Dog's Mercury has a disagreeable odour and is extremely acrid, being poisonous to animals in the fresh state. It has been said, however, that heat destroys its harmfulness, and that it is innocuous in hay. Its chemical constituents have not been ascertained.
Dog's Mercury has proved fatal to sheep, and Annual Mercury to human beings who had made soup from it.
History: We find it spoken of in the old herbals as possessing wonderful powers, but it has been abandoned as a dangerous remedy for internal use. Culpepper speaks strongly of the 'rank poisonous' qualities of Dog's Mercury, and adds, with some contempt: 'The common herbals, as Gerarde's and Parkinson's, instead of cautioning their readers against the use of this plant, after some trifling, idle observations upon the qualities of Mercurys in general, dismiss the article without noticing its baneful effects. Other writers, more accurate, have done this; but they have written in Latin, a language not very likely to inform those who stand most in need of this caution.' It derives its name from the legend that its medicinal virtues were revealed by the god Mercury. The Greeks called it Mercury's Grass. The French call it La Mercuriale, the Italians, Mercorella. The name Dog's Mercury or Dog's Cole, was probably given it because of its inferiority from an edible point of view, either to the Annual, or Garden Mercury, or to a plant known to the older herbalists as English Mercury, which was sometimes eaten in this country and some parts of the Continent as a substitute for that vegetable. The prefix 'Dog' was often given to wild-flowers that were lacking in scent or other properties of allied species - as, for instance, Dog Violet, Dog Rose, etc.

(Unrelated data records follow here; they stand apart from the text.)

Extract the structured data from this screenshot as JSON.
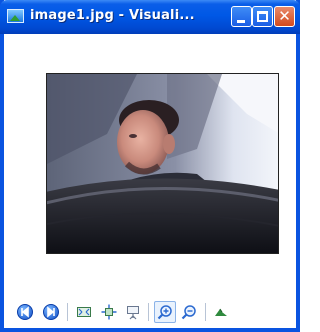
{
  "window": {
    "title": "image1.jpg - Visuali..."
  },
  "toolbar": {
    "buttons": [
      {
        "icon": "previous-icon"
      },
      {
        "icon": "next-icon"
      },
      {
        "icon": "fit-to-window-icon"
      },
      {
        "icon": "actual-size-icon"
      },
      {
        "icon": "slideshow-icon"
      },
      {
        "icon": "zoom-in-icon",
        "selected": true
      },
      {
        "icon": "zoom-out-icon"
      },
      {
        "icon": "rotate-icon"
      }
    ]
  },
  "colors": {
    "titlebar": "#0058e6",
    "border": "#0a54e0",
    "close": "#d24a1e"
  }
}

That Dog's Mercury has been eaten in mistake for Good King Henry, with unfortunate results, we know from the report of Ray, one of the earliest of English naturalists, who relates that when boiled and eaten with fried bacon in error for this English spinach, it produced sickness, drowsiness and twitching. In another instance, when it was collected and boiled in soup by some vagrants, all partaking of it exhibited the ordinary symptoms of narcotic and irritant poisoning, two children dying on the following day.
The fact that some old books recommend Dog's Mercury as a good potherb arose probably from confusing it with the less harmful annual species, called by Gerard the French or Garden Mercury.
Medicinal Action and Uses: Hippocrates commended this herb for women's diseases, used externally, as did also Culpepper, who says it is good for sore and watering eyes and deafness and pains in the ears. He advises the use of it, also, as a decoction, 'made with water and a cock chicken,' for hot fits of ague. It has been employed for jaundice and as a purgative.
The juice of the whole plant, freshly collected when in flower, mixed with sugar or with vinegar, is recommended externally for warts, and for inflammatory and discharging sores, and also, applied as a poultice, to swellings and to cleanse old sores.
A lotion is made from the plant for antiseptic external dressings, to be used in the same manner as carbolic.
The juice has also been used as a nasal douche for catarrh.
When steeped in water, the leaves and stems of the plant give out a fine blue colour, resembling indigo. This colouring matter is turned red by acids and destroyed by alkalis, but is otherwise permanent, and might prove valuable as a dye, if any means of fixing the colour could be devised. The stems are of a bright metallic blue, like indigo, and those that run into the ground have the most colouring matter.